— What is being asked —
Give the records again exactly as written. Leave out the pictures.
### Supplied material ###
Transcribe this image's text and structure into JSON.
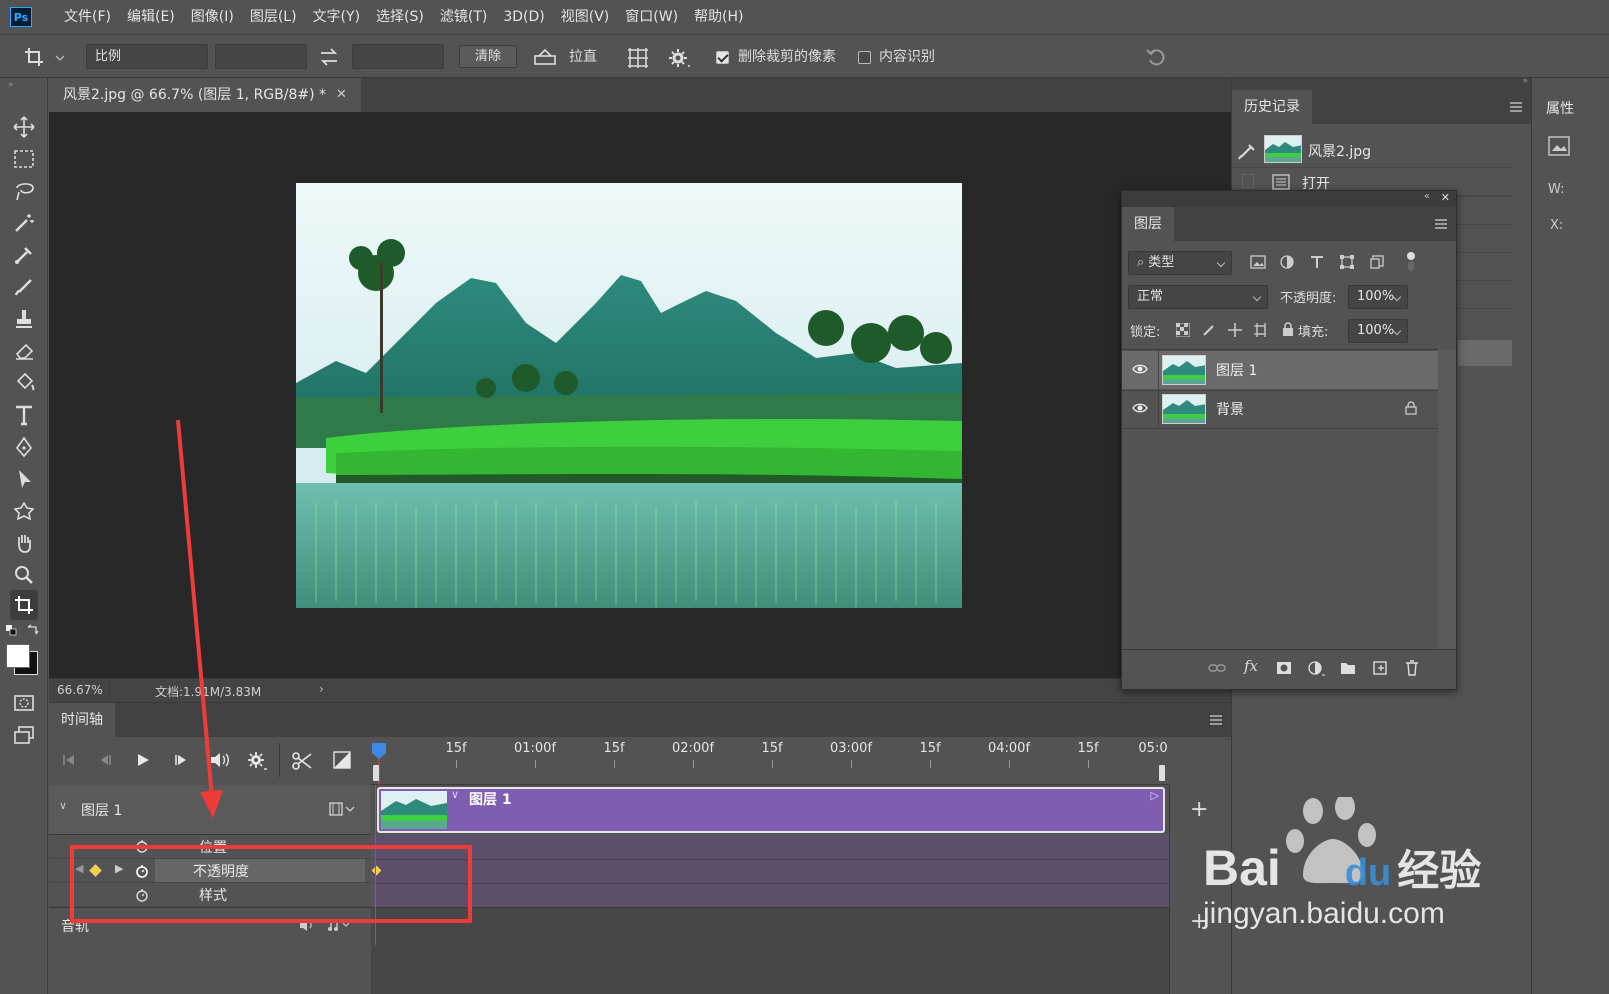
{
  "menubar": {
    "logo": "Ps",
    "items": [
      "文件(F)",
      "编辑(E)",
      "图像(I)",
      "图层(L)",
      "文字(Y)",
      "选择(S)",
      "滤镜(T)",
      "3D(D)",
      "视图(V)",
      "窗口(W)",
      "帮助(H)"
    ]
  },
  "options": {
    "ratio_select": "比例",
    "clear_button": "清除",
    "straighten_label": "拉直",
    "delete_cropped_label": "删除裁剪的像素",
    "delete_cropped_checked": true,
    "content_aware_label": "内容识别",
    "content_aware_checked": false
  },
  "document": {
    "tab_title": "风景2.jpg @ 66.7% (图层 1, RGB/8#) *",
    "zoom": "66.67%",
    "doc_info": "文档:1.91M/3.83M"
  },
  "timeline": {
    "tab": "时间轴",
    "ruler_labels": [
      "15f",
      "01:00f",
      "15f",
      "02:00f",
      "15f",
      "03:00f",
      "15f",
      "04:00f",
      "15f",
      "05:0"
    ],
    "layer_track": "图层 1",
    "clip_label": "图层 1",
    "props": [
      "位置",
      "不透明度",
      "样式"
    ],
    "audio_label": "音轨"
  },
  "history": {
    "tab": "历史记录",
    "snapshot": "风景2.jpg",
    "steps": [
      "打开"
    ]
  },
  "properties": {
    "tab": "属性",
    "w_label": "W:",
    "x_label": "X:"
  },
  "layers": {
    "tab": "图层",
    "filter_kind": "类型",
    "blend_mode": "正常",
    "opacity_label": "不透明度:",
    "opacity_value": "100%",
    "lock_label": "锁定:",
    "fill_label": "填充:",
    "fill_value": "100%",
    "items": [
      {
        "name": "图层 1",
        "selected": true,
        "locked": false
      },
      {
        "name": "背景",
        "selected": false,
        "locked": true
      }
    ],
    "fx_label": "fx"
  },
  "watermark": {
    "brand": "Bai",
    "brand_du": "du",
    "brand_cn": "经验",
    "url": "jingyan.baidu.com"
  }
}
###
— Solution for this task —
Transcribe this image's text and structure into JSON.
{
  "menubar": {
    "logo": "Ps",
    "items": [
      "文件(F)",
      "编辑(E)",
      "图像(I)",
      "图层(L)",
      "文字(Y)",
      "选择(S)",
      "滤镜(T)",
      "3D(D)",
      "视图(V)",
      "窗口(W)",
      "帮助(H)"
    ]
  },
  "options": {
    "ratio_select": "比例",
    "clear_button": "清除",
    "straighten_label": "拉直",
    "delete_cropped_label": "删除裁剪的像素",
    "delete_cropped_checked": true,
    "content_aware_label": "内容识别",
    "content_aware_checked": false
  },
  "document": {
    "tab_title": "风景2.jpg @ 66.7% (图层 1, RGB/8#) *",
    "zoom": "66.67%",
    "doc_info": "文档:1.91M/3.83M"
  },
  "timeline": {
    "tab": "时间轴",
    "ruler_labels": [
      "15f",
      "01:00f",
      "15f",
      "02:00f",
      "15f",
      "03:00f",
      "15f",
      "04:00f",
      "15f",
      "05:0"
    ],
    "layer_track": "图层 1",
    "clip_label": "图层 1",
    "props": [
      "位置",
      "不透明度",
      "样式"
    ],
    "audio_label": "音轨"
  },
  "history": {
    "tab": "历史记录",
    "snapshot": "风景2.jpg",
    "steps": [
      "打开"
    ]
  },
  "properties": {
    "tab": "属性",
    "w_label": "W:",
    "x_label": "X:"
  },
  "layers": {
    "tab": "图层",
    "filter_kind": "类型",
    "blend_mode": "正常",
    "opacity_label": "不透明度:",
    "opacity_value": "100%",
    "lock_label": "锁定:",
    "fill_label": "填充:",
    "fill_value": "100%",
    "items": [
      {
        "name": "图层 1",
        "selected": true,
        "locked": false
      },
      {
        "name": "背景",
        "selected": false,
        "locked": true
      }
    ],
    "fx_label": "fx"
  },
  "watermark": {
    "brand": "Bai",
    "brand_du": "du",
    "brand_cn": "经验",
    "url": "jingyan.baidu.com"
  }
}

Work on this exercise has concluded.